With no arch support and no strappage securing the flip flop to your foot, your toes have to grip the pathetic excuse for a shoe just to hang on to the illusion that you are in fact wearing shoes.  Toe gripping causes the bottom of your feet, the plantar muscles and fascia, to work overtime, and this in turn can turn off other muscles in the kinetic chain, like your calves and glutes.  If you don't already have plantar fasciitis you just might by fall, and I'll have to say "i told you so".  Nobody wants to hear that, so get a (proper) grip.

3) The are ugly!

Full disclosure, I've been known to sacrafice proper support for a pretty sandal.  Sometimes you gotta rock a stiletto and deal with the consequences.  But flip flops?  Are these even worth the trouble they cause?  You can bejewel them all you want, to me it is just lipstick on a pig.

4) They provide no support!

No arch support at all, no ankle stability, no protection.  Flip flops are just begging you to sprain your ankle, develop plantar fasciitis or stub your toe.  I cannot support a shoe without any support!

So what's a girl to wear?  I'm a fan of a moulded foot bed sandal for every day use.  Birkenstocks are great, though I find them to be too flat for my body, and I suspect other disc herniation sufferers would agree.  Naot has many styles with a bit of a lift, though lately I find their styles too... 'fapitzed' for my liking.  My recent sandal purchase were Mephistos, and I find them to have just enough of a heel lift to save my back, great arch support and fuller coverage on the straps, meaning there is actually something holding the shoe to my foot!

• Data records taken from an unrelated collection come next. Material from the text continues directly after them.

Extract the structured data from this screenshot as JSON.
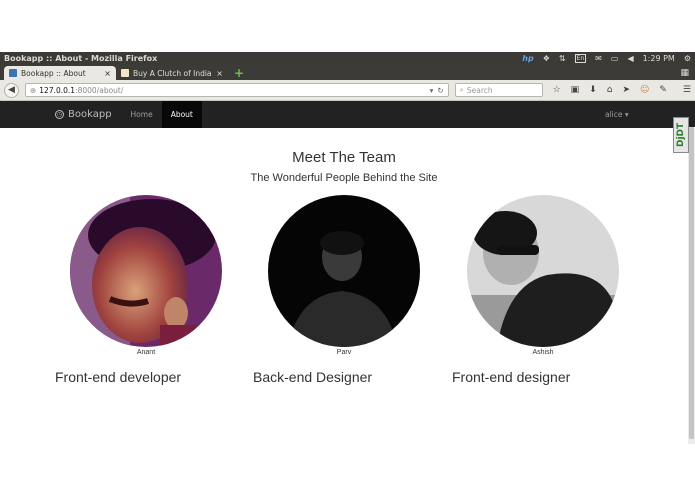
{
  "window": {
    "title": "Bookapp :: About - Mozilla Firefox"
  },
  "tray": {
    "hp": "hp",
    "keyboard": "En",
    "clock": "1:29 PM"
  },
  "tabs": [
    {
      "label": "Bookapp :: About",
      "close": "×",
      "active": true
    },
    {
      "label": "Buy A Clutch of India...",
      "close": "×",
      "active": false
    }
  ],
  "newtab": "+",
  "url": {
    "host": "127.0.0.1",
    "path": ":8000/about/"
  },
  "search": {
    "placeholder": "Search"
  },
  "app_nav": {
    "brand": "Bookapp",
    "links": [
      {
        "label": "Home",
        "active": false
      },
      {
        "label": "About",
        "active": true
      }
    ],
    "user": "alice ▾"
  },
  "debug_toolbar": {
    "label": "DjDT"
  },
  "page": {
    "title": "Meet The Team",
    "subtitle": "The Wonderful People Behind the Site"
  },
  "team": [
    {
      "name": "Anant",
      "role": "Front-end developer"
    },
    {
      "name": "Parv",
      "role": "Back-end Designer"
    },
    {
      "name": "Ashish",
      "role": "Front-end designer"
    }
  ]
}
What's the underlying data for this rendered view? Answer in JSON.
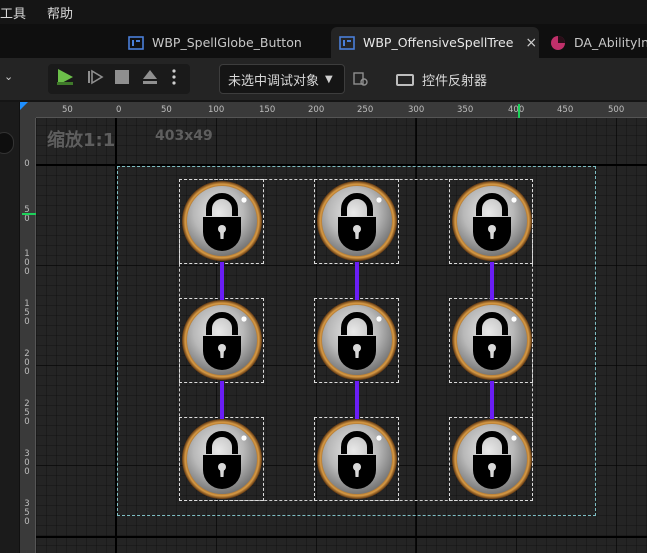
{
  "menu": {
    "items": [
      "工具",
      "帮助"
    ]
  },
  "tabs": [
    {
      "label": "WBP_SpellGlobe_Button",
      "active": false,
      "icon": "widget-blueprint-icon"
    },
    {
      "label": "WBP_OffensiveSpellTree",
      "active": true,
      "icon": "widget-blueprint-icon",
      "close": "×"
    },
    {
      "label": "DA_AbilityInf",
      "active": false,
      "icon": "data-asset-icon"
    }
  ],
  "toolbar": {
    "debug_object": "未选中调试对象",
    "widget_reflector": "控件反射器",
    "play_color": "#6cc04a"
  },
  "designer": {
    "zoom": "缩放1:1",
    "size": "403x49",
    "ruler_top": [
      "50",
      "0",
      "50",
      "100",
      "150",
      "200",
      "250",
      "300",
      "350",
      "400",
      "450",
      "500"
    ],
    "ruler_left": [
      {
        "text": "0"
      },
      {
        "text": "5 0"
      },
      {
        "text": "1 0 0"
      },
      {
        "text": "1 5 0"
      },
      {
        "text": "2 0 0"
      },
      {
        "text": "2 5 0"
      },
      {
        "text": "3 0 0"
      },
      {
        "text": "3 5 0"
      }
    ],
    "connector_color": "#6a1ef5",
    "globe_ring_color": "#c98a3a",
    "globes": [
      {
        "name": "locked-spell-globe"
      },
      {
        "name": "locked-spell-globe"
      },
      {
        "name": "locked-spell-globe"
      },
      {
        "name": "locked-spell-globe"
      },
      {
        "name": "locked-spell-globe"
      },
      {
        "name": "locked-spell-globe"
      },
      {
        "name": "locked-spell-globe"
      },
      {
        "name": "locked-spell-globe"
      },
      {
        "name": "locked-spell-globe"
      }
    ]
  }
}
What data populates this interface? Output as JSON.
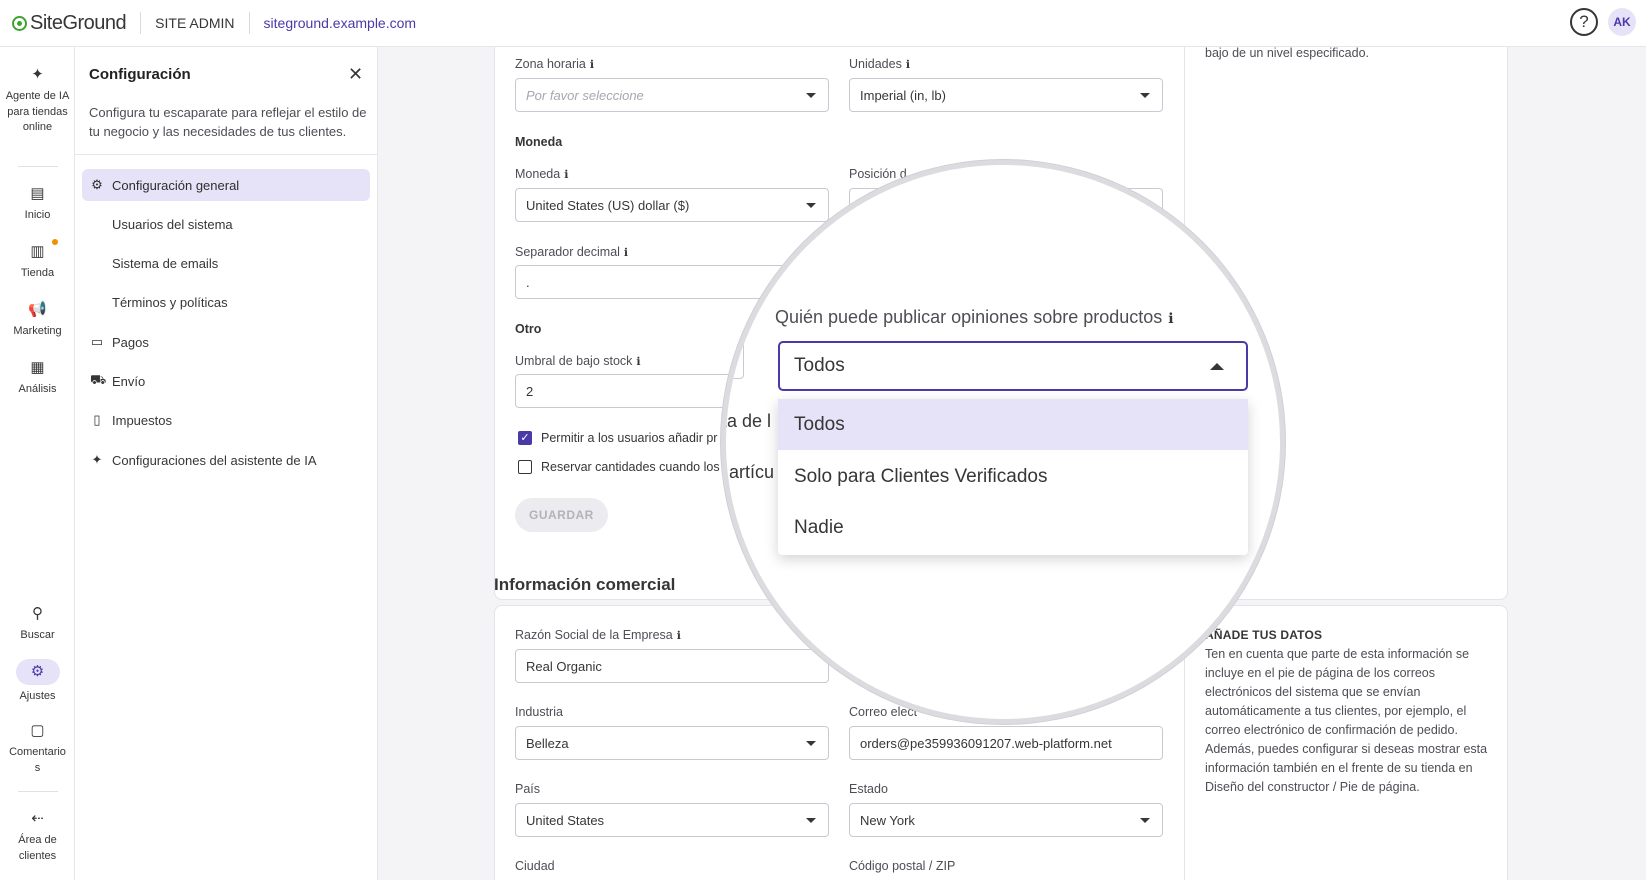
{
  "topbar": {
    "logo": "SiteGround",
    "site_admin": "SITE ADMIN",
    "domain": "siteground.example.com",
    "help": "?",
    "avatar": "AK"
  },
  "leftnav": [
    {
      "label": "Agente de IA para tiendas online",
      "icon": "sparkle-icon"
    },
    {
      "label": "Inicio",
      "icon": "home-icon"
    },
    {
      "label": "Tienda",
      "icon": "store-icon"
    },
    {
      "label": "Marketing",
      "icon": "megaphone-icon"
    },
    {
      "label": "Análisis",
      "icon": "chart-icon"
    },
    {
      "label": "Buscar",
      "icon": "search-icon"
    },
    {
      "label": "Ajustes",
      "icon": "gear-icon"
    },
    {
      "label": "Comentarios",
      "icon": "comment-icon"
    },
    {
      "label": "Área de clientes",
      "icon": "logout-icon"
    }
  ],
  "settings_panel": {
    "title": "Configuración",
    "description": "Configura tu escaparate para reflejar el estilo de tu negocio y las necesidades de tus clientes.",
    "items": [
      {
        "label": "Configuración general",
        "icon": "gear-icon",
        "active": true
      },
      {
        "label": "Usuarios del sistema"
      },
      {
        "label": "Sistema de emails"
      },
      {
        "label": "Términos y políticas"
      },
      {
        "label": "Pagos",
        "icon": "card-icon"
      },
      {
        "label": "Envío",
        "icon": "truck-icon"
      },
      {
        "label": "Impuestos",
        "icon": "document-icon"
      },
      {
        "label": "Configuraciones del asistente de IA",
        "icon": "sparkle-icon"
      }
    ]
  },
  "general": {
    "zona_horaria": {
      "label": "Zona horaria",
      "placeholder": "Por favor seleccione"
    },
    "unidades": {
      "label": "Unidades",
      "value": "Imperial (in, lb)"
    },
    "moneda_heading": "Moneda",
    "moneda": {
      "label": "Moneda",
      "value": "United States (US) dollar ($)"
    },
    "posicion_label": "Posición d",
    "separador": {
      "label": "Separador decimal",
      "value": "."
    },
    "otro_heading": "Otro",
    "umbral": {
      "label": "Umbral de bajo stock",
      "value": "2"
    },
    "check1": "Permitir a los usuarios añadir pr",
    "check2": "Reservar cantidades cuando los",
    "save": "GUARDAR",
    "side_text": "bajo de un nivel especificado."
  },
  "business": {
    "section_title": "Información comercial",
    "razon": {
      "label": "Razón Social de la Empresa",
      "value": "Real Organic"
    },
    "industria": {
      "label": "Industria",
      "value": "Belleza"
    },
    "correo": {
      "label": "Correo elect",
      "value": "orders@pe359936091207.web-platform.net"
    },
    "pais": {
      "label": "País",
      "value": "United States"
    },
    "estado": {
      "label": "Estado",
      "value": "New York"
    },
    "ciudad_label": "Ciudad",
    "codigo_label": "Código postal / ZIP",
    "side_head": "AÑADE TUS DATOS",
    "side_text": "Ten en cuenta que parte de esta información se incluye en el pie de página de los correos electrónicos del sistema que se envían automáticamente a tus clientes, por ejemplo, el correo electrónico de confirmación de pedido. Además, puedes configurar si deseas mostrar esta información también en el frente de su tienda en Diseño del constructor / Pie de página."
  },
  "magnifier": {
    "label": "Quién puede publicar opiniones sobre productos",
    "value": "Todos",
    "options": [
      "Todos",
      "Solo para Clientes Verificados",
      "Nadie"
    ],
    "bg_text1": "ta de l",
    "bg_text2": "artícu"
  }
}
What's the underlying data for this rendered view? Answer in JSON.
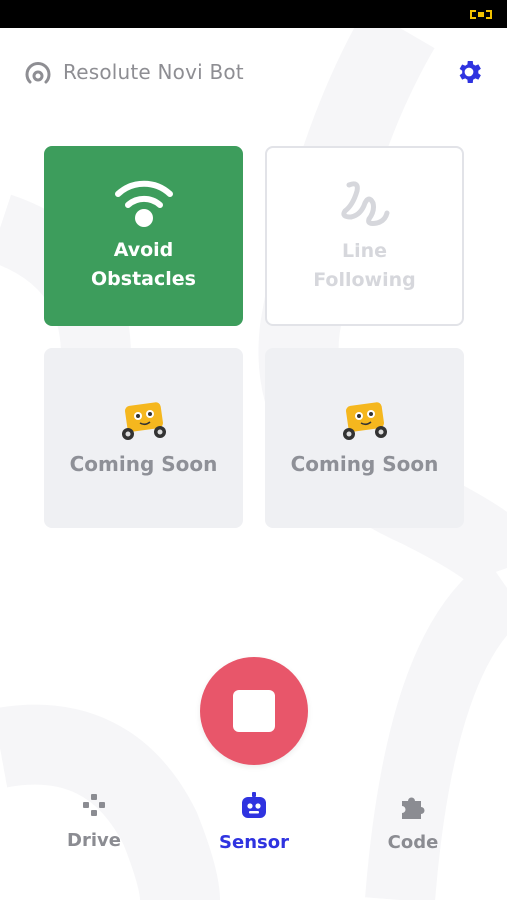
{
  "header": {
    "title": "Resolute Novi Bot",
    "signal_icon": "signal-icon",
    "settings_icon": "gear-icon"
  },
  "cards": {
    "avoid": {
      "label": "Avoid\nObstacles",
      "icon": "wifi-icon"
    },
    "line": {
      "label": "Line\nFollowing",
      "icon": "squiggle-line-icon"
    },
    "soon1": {
      "label": "Coming Soon",
      "icon": "robot-mascot-icon"
    },
    "soon2": {
      "label": "Coming Soon",
      "icon": "robot-mascot-icon"
    }
  },
  "stop": {
    "icon": "stop-icon"
  },
  "nav": {
    "drive": {
      "label": "Drive",
      "icon": "gamepad-icon"
    },
    "sensor": {
      "label": "Sensor",
      "icon": "robot-icon"
    },
    "code": {
      "label": "Code",
      "icon": "puzzle-icon"
    }
  },
  "colors": {
    "accent": "#2f33e0",
    "active_card": "#3d9d5c",
    "stop_button": "#e8566a",
    "battery": "#f2c200"
  }
}
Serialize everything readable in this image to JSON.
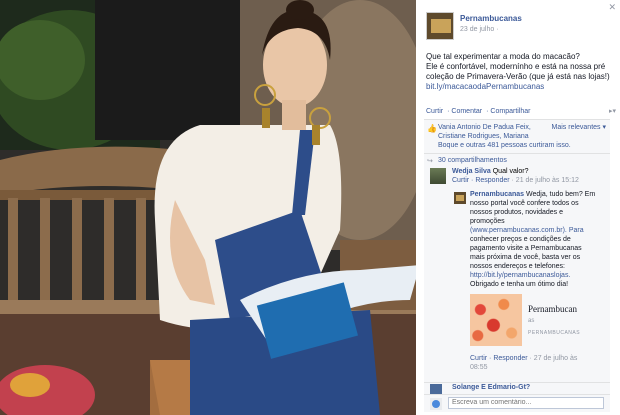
{
  "post": {
    "page_name": "Pernambucanas",
    "time": "23 de julho · ",
    "close_glyph": "✕",
    "lines": [
      "Que tal experimentar a moda do macacão?",
      "Ele é confortável, modernínho e está na nossa pré",
      "coleção de Primavera-Verão (que já está nas lojas!)"
    ],
    "link": "bit.ly/macacaodaPernambucanas",
    "actions": [
      "Curtir",
      "Comentar",
      "Compartilhar"
    ]
  },
  "likes": {
    "line1": "Vania Antonio De Padua Feix, ",
    "line2": "Cristiane Rodrigues, Mariana",
    "line3": "Boque e outras 481 pessoas curtiram isso.",
    "more": "Mais relevantes ▾",
    "shares": "30 compartilhamentos"
  },
  "comments": {
    "c1_name": "Wedja Silva",
    "c1_text": " Qual valor?",
    "c1_action": "Curtir · Responder",
    "c1_time": " · 21 de julho às 15:12",
    "reply_name": "Pernambucanas",
    "reply_lines": [
      " Wedja, tudo bem? Em",
      "nosso portal você confere todos os",
      "nossos produtos, novidades e",
      "promoções",
      "(www.pernambucanas.com.br). Para",
      "conhecer preços e condições de",
      "pagamento visite a Pernambucanas",
      "mais próxima de você, basta ver os",
      "nossos endereços e telefones:",
      "http://bit.ly/pernambucanaslojas.",
      "Obrigado e tenha um ótimo dia!"
    ],
    "preview_title": "Pernambucan",
    "preview_sub": "as",
    "preview_brand": "PERNAMBUCANAS",
    "reply_action": "Curtir · Responder",
    "reply_time": " · 27 de julho às",
    "reply_time2": "08:55",
    "c3_name": "Solange E Edmario-Gt?"
  },
  "write": {
    "placeholder": "Escreva um comentário..."
  },
  "colors": {
    "link": "#3b5998",
    "meta": "#9197a3",
    "comment_bg": "#f6f7f9"
  }
}
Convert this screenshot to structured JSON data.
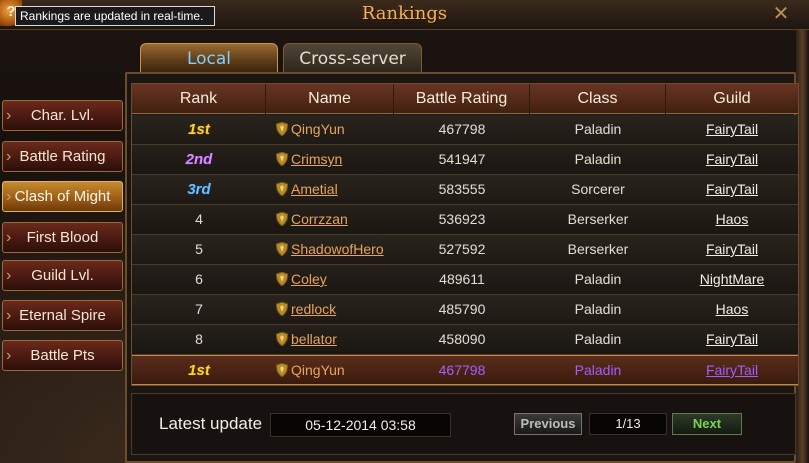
{
  "window": {
    "title": "Rankings",
    "tooltip": "Rankings are updated in real-time.",
    "help_glyph": "?",
    "close_glyph": "✕"
  },
  "tabs": [
    {
      "label": "Local",
      "active": true
    },
    {
      "label": "Cross-server",
      "active": false
    }
  ],
  "sidebar": {
    "items": [
      {
        "label": "Char. Lvl.",
        "active": false
      },
      {
        "label": "Battle Rating",
        "active": false
      },
      {
        "label": "Clash of Might",
        "active": true
      },
      {
        "label": "First Blood",
        "active": false
      },
      {
        "label": "Guild Lvl.",
        "active": false
      },
      {
        "label": "Eternal Spire",
        "active": false
      },
      {
        "label": "Battle Pts",
        "active": false
      }
    ]
  },
  "table": {
    "columns": [
      "Rank",
      "Name",
      "Battle Rating",
      "Class",
      "Guild"
    ],
    "rows": [
      {
        "rank": "1st",
        "name": "QingYun",
        "rating": "467798",
        "class": "Paladin",
        "guild": "FairyTail"
      },
      {
        "rank": "2nd",
        "name": "Crimsyn",
        "rating": "541947",
        "class": "Paladin",
        "guild": "FairyTail"
      },
      {
        "rank": "3rd",
        "name": "Ametial",
        "rating": "583555",
        "class": "Sorcerer",
        "guild": "FairyTail"
      },
      {
        "rank": "4",
        "name": "Corrzzan",
        "rating": "536923",
        "class": "Berserker",
        "guild": "Haos"
      },
      {
        "rank": "5",
        "name": "ShadowofHero",
        "rating": "527592",
        "class": "Berserker",
        "guild": "FairyTail"
      },
      {
        "rank": "6",
        "name": "Coley",
        "rating": "489611",
        "class": "Paladin",
        "guild": "NightMare"
      },
      {
        "rank": "7",
        "name": "redlock",
        "rating": "485790",
        "class": "Paladin",
        "guild": "Haos"
      },
      {
        "rank": "8",
        "name": "bellator",
        "rating": "458090",
        "class": "Paladin",
        "guild": "FairyTail"
      }
    ],
    "self_row": {
      "rank": "1st",
      "name": "QingYun",
      "rating": "467798",
      "class": "Paladin",
      "guild": "FairyTail"
    }
  },
  "footer": {
    "latest_update_label": "Latest update",
    "latest_update_value": "05-12-2014 03:58",
    "previous_label": "Previous",
    "page": "1/13",
    "next_label": "Next"
  },
  "colors": {
    "rank_1st": "#ffd23a",
    "rank_2nd": "#d98cff",
    "rank_3rd": "#6fbfff",
    "self_highlight": "#a65cff",
    "next_button": "#7ad35a"
  }
}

Have fun this summer, but please leave the flip flops for the trek from pool deck to shower!